[[ Data under study open ]]

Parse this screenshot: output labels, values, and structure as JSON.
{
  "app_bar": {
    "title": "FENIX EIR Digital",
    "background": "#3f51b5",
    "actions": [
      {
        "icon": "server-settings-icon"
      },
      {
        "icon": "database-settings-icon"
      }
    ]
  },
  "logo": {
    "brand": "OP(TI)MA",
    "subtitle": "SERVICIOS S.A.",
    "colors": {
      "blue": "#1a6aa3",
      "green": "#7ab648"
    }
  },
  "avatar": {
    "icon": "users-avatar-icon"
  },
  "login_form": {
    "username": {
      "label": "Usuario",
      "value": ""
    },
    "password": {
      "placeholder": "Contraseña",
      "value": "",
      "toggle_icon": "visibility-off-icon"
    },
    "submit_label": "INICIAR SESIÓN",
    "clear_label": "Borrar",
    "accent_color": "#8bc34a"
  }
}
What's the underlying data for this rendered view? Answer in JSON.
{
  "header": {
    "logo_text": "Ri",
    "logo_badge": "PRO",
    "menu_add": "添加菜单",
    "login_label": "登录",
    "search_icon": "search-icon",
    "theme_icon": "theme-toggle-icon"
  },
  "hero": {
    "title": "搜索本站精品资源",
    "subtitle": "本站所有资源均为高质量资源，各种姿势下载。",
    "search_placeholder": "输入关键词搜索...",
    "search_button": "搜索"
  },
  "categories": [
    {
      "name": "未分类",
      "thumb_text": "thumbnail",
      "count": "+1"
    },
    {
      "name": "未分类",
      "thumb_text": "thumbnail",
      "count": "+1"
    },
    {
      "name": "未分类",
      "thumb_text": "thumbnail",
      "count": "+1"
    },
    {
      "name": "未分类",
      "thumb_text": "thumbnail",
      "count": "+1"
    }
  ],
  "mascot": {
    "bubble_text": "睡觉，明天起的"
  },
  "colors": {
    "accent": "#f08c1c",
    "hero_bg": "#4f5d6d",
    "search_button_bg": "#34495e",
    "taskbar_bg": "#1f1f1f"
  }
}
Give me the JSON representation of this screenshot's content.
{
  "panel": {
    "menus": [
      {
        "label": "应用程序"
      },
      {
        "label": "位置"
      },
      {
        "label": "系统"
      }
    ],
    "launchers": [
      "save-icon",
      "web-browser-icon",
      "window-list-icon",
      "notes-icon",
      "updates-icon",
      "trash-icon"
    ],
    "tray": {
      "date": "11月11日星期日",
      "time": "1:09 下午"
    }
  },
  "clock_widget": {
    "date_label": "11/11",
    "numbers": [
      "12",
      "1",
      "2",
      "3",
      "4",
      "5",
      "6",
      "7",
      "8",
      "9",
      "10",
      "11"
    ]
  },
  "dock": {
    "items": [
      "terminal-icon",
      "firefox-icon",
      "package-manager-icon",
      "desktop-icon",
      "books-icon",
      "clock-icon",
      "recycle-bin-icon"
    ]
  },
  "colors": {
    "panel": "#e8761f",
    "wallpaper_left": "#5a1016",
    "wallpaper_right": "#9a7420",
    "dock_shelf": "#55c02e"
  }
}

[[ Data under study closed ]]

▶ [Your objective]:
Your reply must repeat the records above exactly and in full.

▶ [Response to this exercise]:
Parse this screenshot: output labels, values, and structure as JSON.
{
  "app_bar": {
    "title": "FENIX EIR Digital",
    "background": "#3f51b5",
    "actions": [
      {
        "icon": "server-settings-icon"
      },
      {
        "icon": "database-settings-icon"
      }
    ]
  },
  "logo": {
    "brand": "OP(TI)MA",
    "subtitle": "SERVICIOS S.A.",
    "colors": {
      "blue": "#1a6aa3",
      "green": "#7ab648"
    }
  },
  "avatar": {
    "icon": "users-avatar-icon"
  },
  "login_form": {
    "username": {
      "label": "Usuario",
      "value": ""
    },
    "password": {
      "placeholder": "Contraseña",
      "value": "",
      "toggle_icon": "visibility-off-icon"
    },
    "submit_label": "INICIAR SESIÓN",
    "clear_label": "Borrar",
    "accent_color": "#8bc34a"
  }
}
What's the underlying data for this rendered view? Answer in JSON.
{
  "header": {
    "logo_text": "Ri",
    "logo_badge": "PRO",
    "menu_add": "添加菜单",
    "login_label": "登录",
    "search_icon": "search-icon",
    "theme_icon": "theme-toggle-icon"
  },
  "hero": {
    "title": "搜索本站精品资源",
    "subtitle": "本站所有资源均为高质量资源，各种姿势下载。",
    "search_placeholder": "输入关键词搜索...",
    "search_button": "搜索"
  },
  "categories": [
    {
      "name": "未分类",
      "thumb_text": "thumbnail",
      "count": "+1"
    },
    {
      "name": "未分类",
      "thumb_text": "thumbnail",
      "count": "+1"
    },
    {
      "name": "未分类",
      "thumb_text": "thumbnail",
      "count": "+1"
    },
    {
      "name": "未分类",
      "thumb_text": "thumbnail",
      "count": "+1"
    }
  ],
  "mascot": {
    "bubble_text": "睡觉，明天起的"
  },
  "colors": {
    "accent": "#f08c1c",
    "hero_bg": "#4f5d6d",
    "search_button_bg": "#34495e",
    "taskbar_bg": "#1f1f1f"
  }
}
Give me the JSON representation of this screenshot's content.
{
  "panel": {
    "menus": [
      {
        "label": "应用程序"
      },
      {
        "label": "位置"
      },
      {
        "label": "系统"
      }
    ],
    "launchers": [
      "save-icon",
      "web-browser-icon",
      "window-list-icon",
      "notes-icon",
      "updates-icon",
      "trash-icon"
    ],
    "tray": {
      "date": "11月11日星期日",
      "time": "1:09 下午"
    }
  },
  "clock_widget": {
    "date_label": "11/11",
    "numbers": [
      "12",
      "1",
      "2",
      "3",
      "4",
      "5",
      "6",
      "7",
      "8",
      "9",
      "10",
      "11"
    ]
  },
  "dock": {
    "items": [
      "terminal-icon",
      "firefox-icon",
      "package-manager-icon",
      "desktop-icon",
      "books-icon",
      "clock-icon",
      "recycle-bin-icon"
    ]
  },
  "colors": {
    "panel": "#e8761f",
    "wallpaper_left": "#5a1016",
    "wallpaper_right": "#9a7420",
    "dock_shelf": "#55c02e"
  }
}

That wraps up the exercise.